Sahil lands in the small town of Moga in Punjab, in search of the girl he tried to rescue. Of course the misunderstanding becomes deeper when Sweetie’s family think she is in love with a Muslim lad. Predictably, her phone is destroyed by her brother, and she is imprisoned at home. Thanks to the happy ensemble cast of Brijendra Kala (man servant) and Seema Pahwa (kitchen help) and Sweetie’s granny called Giftie (played by Madhumati Kapoor), Sahil meets Sweetie and yes! There is a fabulous romance between Sweetie’s father and Chhatro (Anil Kapoor and Juhi Chawla). That deserves a star on its own.
A very drunk Sahil confesses his love to Sweetie and a very exasperated Sweetie confesses that she is in love with another, who happens to be a girl.
Why Does A Damsel In Distress Need A Man To Rescue Her?
It is here that you decide it’s okay for a man to rescue a girl or not. The story alas is predictable and Rajkummar Rao takes it upon himself to rescue her and out her gracefully not only to the family but the whole town. Now it’s a tough world out there as India has just begun to accept Homosexuality legally. There are still many in the LGBTQ+ communities who don’t come out to their families let alone to the whole village, so the plan in the film seems to be horrific.
And it irked me that grandma keeps telling Anil Kapoor that his interest in cooking was ‘jananiyonwala kaam’. It’s Punjab! The men have been cooking kukkads for generations there. We have seen men as well as women cook and serve food in the Gurudwaras. And this belief that men who have the propensity to cook aren’t manly is Bollywood, not Punjab.

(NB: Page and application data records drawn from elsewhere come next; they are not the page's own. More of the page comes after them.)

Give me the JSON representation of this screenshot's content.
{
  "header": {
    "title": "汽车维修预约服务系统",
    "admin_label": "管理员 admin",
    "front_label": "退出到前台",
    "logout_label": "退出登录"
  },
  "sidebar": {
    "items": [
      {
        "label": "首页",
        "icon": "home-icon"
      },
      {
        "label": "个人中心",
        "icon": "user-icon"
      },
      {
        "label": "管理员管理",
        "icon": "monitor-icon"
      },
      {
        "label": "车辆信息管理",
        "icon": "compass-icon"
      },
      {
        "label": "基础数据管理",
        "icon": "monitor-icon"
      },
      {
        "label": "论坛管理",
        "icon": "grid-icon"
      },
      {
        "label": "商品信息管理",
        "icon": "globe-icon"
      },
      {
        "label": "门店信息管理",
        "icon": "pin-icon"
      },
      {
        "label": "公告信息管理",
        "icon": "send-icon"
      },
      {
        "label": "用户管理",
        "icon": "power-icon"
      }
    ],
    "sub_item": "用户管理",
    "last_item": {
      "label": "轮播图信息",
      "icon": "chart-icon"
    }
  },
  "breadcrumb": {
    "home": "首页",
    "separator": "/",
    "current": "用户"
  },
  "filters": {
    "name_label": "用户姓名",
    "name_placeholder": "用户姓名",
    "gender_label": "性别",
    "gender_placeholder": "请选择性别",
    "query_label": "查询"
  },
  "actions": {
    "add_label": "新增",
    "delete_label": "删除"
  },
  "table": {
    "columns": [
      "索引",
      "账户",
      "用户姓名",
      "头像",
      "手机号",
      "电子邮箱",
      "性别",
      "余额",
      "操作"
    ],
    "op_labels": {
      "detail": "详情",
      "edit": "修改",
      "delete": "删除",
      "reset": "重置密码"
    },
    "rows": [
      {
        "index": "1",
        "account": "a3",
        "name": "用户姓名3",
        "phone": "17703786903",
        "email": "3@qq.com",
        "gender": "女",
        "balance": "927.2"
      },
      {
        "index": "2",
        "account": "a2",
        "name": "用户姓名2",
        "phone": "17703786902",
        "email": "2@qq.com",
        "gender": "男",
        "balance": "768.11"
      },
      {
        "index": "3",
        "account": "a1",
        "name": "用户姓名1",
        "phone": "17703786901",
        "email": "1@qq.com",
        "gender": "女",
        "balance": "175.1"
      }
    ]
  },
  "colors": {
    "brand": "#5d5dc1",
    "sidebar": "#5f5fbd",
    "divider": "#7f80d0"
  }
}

But this is Bollywood, and nothing will go wrong as long as we deal with the subject with loads of sweet smiles and hugs from beautiful, rich people. Trouble with the story is that this ‘outing’ should have been private and personal, and they choose to make it a spectacle. Anil Kapoor confronts this outing in a great cinematic ‘acceptance’ montage. And young actors could learn from him. He’s brilliant. And you have tears in the eyes as he realises how unfair and blindsided he has been to his daughter’s anguish and loneliness. I wish there had been a mother who could have added another layer and a side to her childhood. Would a mother have guessed her daughter’s sexuality, and would her reaction been different?
The visual of Sonam Kapoor in a glass box, asking to be let out is a very strong image to take home. The half star is earned for this visual. The film is by no means a great friend to the LGBTQ community. But it is a step in understanding the lifestyle differences we are just beginning to acknowledge in the society in India. As they say, ‘Baby Steps.’
This film, could have been, as Juhi Chawla deliciously says,’Mind shattering!’ but we should be happy the subject is now mainstream and is at least being discussed. We will get it right soon!
(the review appears on nowrunning dot com)